■ Problem: Repeat all the data word for word.

■ Material for this exercise:
┌──

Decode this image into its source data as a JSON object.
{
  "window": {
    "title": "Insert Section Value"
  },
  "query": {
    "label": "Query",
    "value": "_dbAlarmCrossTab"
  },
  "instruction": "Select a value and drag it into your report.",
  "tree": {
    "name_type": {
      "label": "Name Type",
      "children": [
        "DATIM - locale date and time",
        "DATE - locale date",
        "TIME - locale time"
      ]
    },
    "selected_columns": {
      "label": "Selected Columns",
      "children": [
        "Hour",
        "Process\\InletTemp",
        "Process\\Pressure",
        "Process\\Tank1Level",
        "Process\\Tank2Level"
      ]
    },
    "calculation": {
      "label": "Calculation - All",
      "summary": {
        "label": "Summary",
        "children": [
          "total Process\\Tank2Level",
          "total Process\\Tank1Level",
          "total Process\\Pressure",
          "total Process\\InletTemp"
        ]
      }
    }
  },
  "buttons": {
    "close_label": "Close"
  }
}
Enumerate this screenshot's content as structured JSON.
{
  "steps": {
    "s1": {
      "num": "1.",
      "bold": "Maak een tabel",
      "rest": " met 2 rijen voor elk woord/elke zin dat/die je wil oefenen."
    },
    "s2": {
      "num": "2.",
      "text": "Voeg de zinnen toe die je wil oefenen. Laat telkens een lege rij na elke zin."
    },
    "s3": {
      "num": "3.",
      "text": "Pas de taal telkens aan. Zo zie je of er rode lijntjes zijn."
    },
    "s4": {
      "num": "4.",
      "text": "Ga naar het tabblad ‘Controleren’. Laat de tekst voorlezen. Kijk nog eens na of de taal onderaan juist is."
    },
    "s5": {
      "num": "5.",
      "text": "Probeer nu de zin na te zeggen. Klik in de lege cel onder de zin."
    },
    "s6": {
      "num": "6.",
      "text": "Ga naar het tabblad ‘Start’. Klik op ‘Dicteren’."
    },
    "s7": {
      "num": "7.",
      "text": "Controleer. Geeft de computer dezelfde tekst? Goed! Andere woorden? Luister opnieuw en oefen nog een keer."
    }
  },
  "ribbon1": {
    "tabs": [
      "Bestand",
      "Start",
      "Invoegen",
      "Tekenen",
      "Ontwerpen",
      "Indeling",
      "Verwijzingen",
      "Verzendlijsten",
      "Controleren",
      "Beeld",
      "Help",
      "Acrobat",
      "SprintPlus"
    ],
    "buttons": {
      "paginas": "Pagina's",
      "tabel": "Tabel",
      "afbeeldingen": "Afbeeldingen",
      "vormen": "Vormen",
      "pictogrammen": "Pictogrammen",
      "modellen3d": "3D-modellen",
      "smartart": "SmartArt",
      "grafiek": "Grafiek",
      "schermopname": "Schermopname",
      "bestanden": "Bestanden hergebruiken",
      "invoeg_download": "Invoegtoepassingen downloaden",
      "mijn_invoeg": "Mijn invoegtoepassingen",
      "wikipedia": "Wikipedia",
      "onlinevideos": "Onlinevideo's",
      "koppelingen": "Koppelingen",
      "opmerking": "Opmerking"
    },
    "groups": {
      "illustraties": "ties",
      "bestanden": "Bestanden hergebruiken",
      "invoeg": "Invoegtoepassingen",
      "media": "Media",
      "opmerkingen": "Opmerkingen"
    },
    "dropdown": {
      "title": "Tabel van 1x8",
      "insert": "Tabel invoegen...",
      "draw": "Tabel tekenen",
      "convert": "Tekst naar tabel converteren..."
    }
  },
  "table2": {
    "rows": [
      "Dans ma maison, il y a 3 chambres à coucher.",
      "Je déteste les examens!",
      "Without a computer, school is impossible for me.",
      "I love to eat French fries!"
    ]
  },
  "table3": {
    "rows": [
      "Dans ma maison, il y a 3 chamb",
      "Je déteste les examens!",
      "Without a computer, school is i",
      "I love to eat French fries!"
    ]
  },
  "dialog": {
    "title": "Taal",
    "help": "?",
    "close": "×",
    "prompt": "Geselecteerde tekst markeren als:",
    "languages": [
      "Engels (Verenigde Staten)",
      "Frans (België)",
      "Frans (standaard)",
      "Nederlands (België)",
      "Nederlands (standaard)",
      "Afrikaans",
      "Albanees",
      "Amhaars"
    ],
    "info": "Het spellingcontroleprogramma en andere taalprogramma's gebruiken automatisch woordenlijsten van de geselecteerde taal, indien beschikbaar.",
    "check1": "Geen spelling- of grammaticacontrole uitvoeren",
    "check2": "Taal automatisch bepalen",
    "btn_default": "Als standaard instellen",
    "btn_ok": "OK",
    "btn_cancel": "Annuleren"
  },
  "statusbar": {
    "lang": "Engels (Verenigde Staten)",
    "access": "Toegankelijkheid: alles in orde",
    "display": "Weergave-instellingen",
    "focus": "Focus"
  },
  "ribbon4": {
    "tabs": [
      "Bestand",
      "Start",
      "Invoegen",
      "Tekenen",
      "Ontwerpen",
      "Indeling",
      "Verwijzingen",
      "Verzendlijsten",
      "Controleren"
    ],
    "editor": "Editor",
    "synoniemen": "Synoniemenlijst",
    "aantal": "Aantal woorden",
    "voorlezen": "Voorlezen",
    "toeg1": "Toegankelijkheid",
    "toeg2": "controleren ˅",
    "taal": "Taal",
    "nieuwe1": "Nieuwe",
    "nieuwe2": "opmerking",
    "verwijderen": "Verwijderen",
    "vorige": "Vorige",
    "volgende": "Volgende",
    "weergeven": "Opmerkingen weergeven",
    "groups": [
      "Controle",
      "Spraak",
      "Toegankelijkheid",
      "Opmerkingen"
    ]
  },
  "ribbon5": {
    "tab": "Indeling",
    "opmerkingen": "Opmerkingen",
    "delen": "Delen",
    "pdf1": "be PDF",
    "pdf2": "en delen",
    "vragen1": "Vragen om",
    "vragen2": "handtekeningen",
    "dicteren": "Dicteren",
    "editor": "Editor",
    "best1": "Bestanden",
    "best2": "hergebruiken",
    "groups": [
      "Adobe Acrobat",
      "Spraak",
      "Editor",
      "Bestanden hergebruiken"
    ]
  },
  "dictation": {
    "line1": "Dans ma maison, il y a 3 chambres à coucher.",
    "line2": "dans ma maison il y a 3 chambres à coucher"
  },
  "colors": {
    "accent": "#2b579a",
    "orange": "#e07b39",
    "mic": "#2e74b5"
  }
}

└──

■ Task output:
Decode this image into its source data as a JSON object.
{
  "window": {
    "title": "Insert Section Value"
  },
  "query": {
    "label": "Query",
    "value": "_dbAlarmCrossTab"
  },
  "instruction": "Select a value and drag it into your report.",
  "tree": {
    "name_type": {
      "label": "Name Type",
      "children": [
        "DATIM - locale date and time",
        "DATE - locale date",
        "TIME - locale time"
      ]
    },
    "selected_columns": {
      "label": "Selected Columns",
      "children": [
        "Hour",
        "Process\\InletTemp",
        "Process\\Pressure",
        "Process\\Tank1Level",
        "Process\\Tank2Level"
      ]
    },
    "calculation": {
      "label": "Calculation - All",
      "summary": {
        "label": "Summary",
        "children": [
          "total Process\\Tank2Level",
          "total Process\\Tank1Level",
          "total Process\\Pressure",
          "total Process\\InletTemp"
        ]
      }
    }
  },
  "buttons": {
    "close_label": "Close"
  }
}
Enumerate this screenshot's content as structured JSON.
{
  "steps": {
    "s1": {
      "num": "1.",
      "bold": "Maak een tabel",
      "rest": " met 2 rijen voor elk woord/elke zin dat/die je wil oefenen."
    },
    "s2": {
      "num": "2.",
      "text": "Voeg de zinnen toe die je wil oefenen. Laat telkens een lege rij na elke zin."
    },
    "s3": {
      "num": "3.",
      "text": "Pas de taal telkens aan. Zo zie je of er rode lijntjes zijn."
    },
    "s4": {
      "num": "4.",
      "text": "Ga naar het tabblad ‘Controleren’. Laat de tekst voorlezen. Kijk nog eens na of de taal onderaan juist is."
    },
    "s5": {
      "num": "5.",
      "text": "Probeer nu de zin na te zeggen. Klik in de lege cel onder de zin."
    },
    "s6": {
      "num": "6.",
      "text": "Ga naar het tabblad ‘Start’. Klik op ‘Dicteren’."
    },
    "s7": {
      "num": "7.",
      "text": "Controleer. Geeft de computer dezelfde tekst? Goed! Andere woorden? Luister opnieuw en oefen nog een keer."
    }
  },
  "ribbon1": {
    "tabs": [
      "Bestand",
      "Start",
      "Invoegen",
      "Tekenen",
      "Ontwerpen",
      "Indeling",
      "Verwijzingen",
      "Verzendlijsten",
      "Controleren",
      "Beeld",
      "Help",
      "Acrobat",
      "SprintPlus"
    ],
    "buttons": {
      "paginas": "Pagina's",
      "tabel": "Tabel",
      "afbeeldingen": "Afbeeldingen",
      "vormen": "Vormen",
      "pictogrammen": "Pictogrammen",
      "modellen3d": "3D-modellen",
      "smartart": "SmartArt",
      "grafiek": "Grafiek",
      "schermopname": "Schermopname",
      "bestanden": "Bestanden hergebruiken",
      "invoeg_download": "Invoegtoepassingen downloaden",
      "mijn_invoeg": "Mijn invoegtoepassingen",
      "wikipedia": "Wikipedia",
      "onlinevideos": "Onlinevideo's",
      "koppelingen": "Koppelingen",
      "opmerking": "Opmerking"
    },
    "groups": {
      "illustraties": "ties",
      "bestanden": "Bestanden hergebruiken",
      "invoeg": "Invoegtoepassingen",
      "media": "Media",
      "opmerkingen": "Opmerkingen"
    },
    "dropdown": {
      "title": "Tabel van 1x8",
      "insert": "Tabel invoegen...",
      "draw": "Tabel tekenen",
      "convert": "Tekst naar tabel converteren..."
    }
  },
  "table2": {
    "rows": [
      "Dans ma maison, il y a 3 chambres à coucher.",
      "Je déteste les examens!",
      "Without a computer, school is impossible for me.",
      "I love to eat French fries!"
    ]
  },
  "table3": {
    "rows": [
      "Dans ma maison, il y a 3 chamb",
      "Je déteste les examens!",
      "Without a computer, school is i",
      "I love to eat French fries!"
    ]
  },
  "dialog": {
    "title": "Taal",
    "help": "?",
    "close": "×",
    "prompt": "Geselecteerde tekst markeren als:",
    "languages": [
      "Engels (Verenigde Staten)",
      "Frans (België)",
      "Frans (standaard)",
      "Nederlands (België)",
      "Nederlands (standaard)",
      "Afrikaans",
      "Albanees",
      "Amhaars"
    ],
    "info": "Het spellingcontroleprogramma en andere taalprogramma's gebruiken automatisch woordenlijsten van de geselecteerde taal, indien beschikbaar.",
    "check1": "Geen spelling- of grammaticacontrole uitvoeren",
    "check2": "Taal automatisch bepalen",
    "btn_default": "Als standaard instellen",
    "btn_ok": "OK",
    "btn_cancel": "Annuleren"
  },
  "statusbar": {
    "lang": "Engels (Verenigde Staten)",
    "access": "Toegankelijkheid: alles in orde",
    "display": "Weergave-instellingen",
    "focus": "Focus"
  },
  "ribbon4": {
    "tabs": [
      "Bestand",
      "Start",
      "Invoegen",
      "Tekenen",
      "Ontwerpen",
      "Indeling",
      "Verwijzingen",
      "Verzendlijsten",
      "Controleren"
    ],
    "editor": "Editor",
    "synoniemen": "Synoniemenlijst",
    "aantal": "Aantal woorden",
    "voorlezen": "Voorlezen",
    "toeg1": "Toegankelijkheid",
    "toeg2": "controleren ˅",
    "taal": "Taal",
    "nieuwe1": "Nieuwe",
    "nieuwe2": "opmerking",
    "verwijderen": "Verwijderen",
    "vorige": "Vorige",
    "volgende": "Volgende",
    "weergeven": "Opmerkingen weergeven",
    "groups": [
      "Controle",
      "Spraak",
      "Toegankelijkheid",
      "Opmerkingen"
    ]
  },
  "ribbon5": {
    "tab": "Indeling",
    "opmerkingen": "Opmerkingen",
    "delen": "Delen",
    "pdf1": "be PDF",
    "pdf2": "en delen",
    "vragen1": "Vragen om",
    "vragen2": "handtekeningen",
    "dicteren": "Dicteren",
    "editor": "Editor",
    "best1": "Bestanden",
    "best2": "hergebruiken",
    "groups": [
      "Adobe Acrobat",
      "Spraak",
      "Editor",
      "Bestanden hergebruiken"
    ]
  },
  "dictation": {
    "line1": "Dans ma maison, il y a 3 chambres à coucher.",
    "line2": "dans ma maison il y a 3 chambres à coucher"
  },
  "colors": {
    "accent": "#2b579a",
    "orange": "#e07b39",
    "mic": "#2e74b5"
  }
}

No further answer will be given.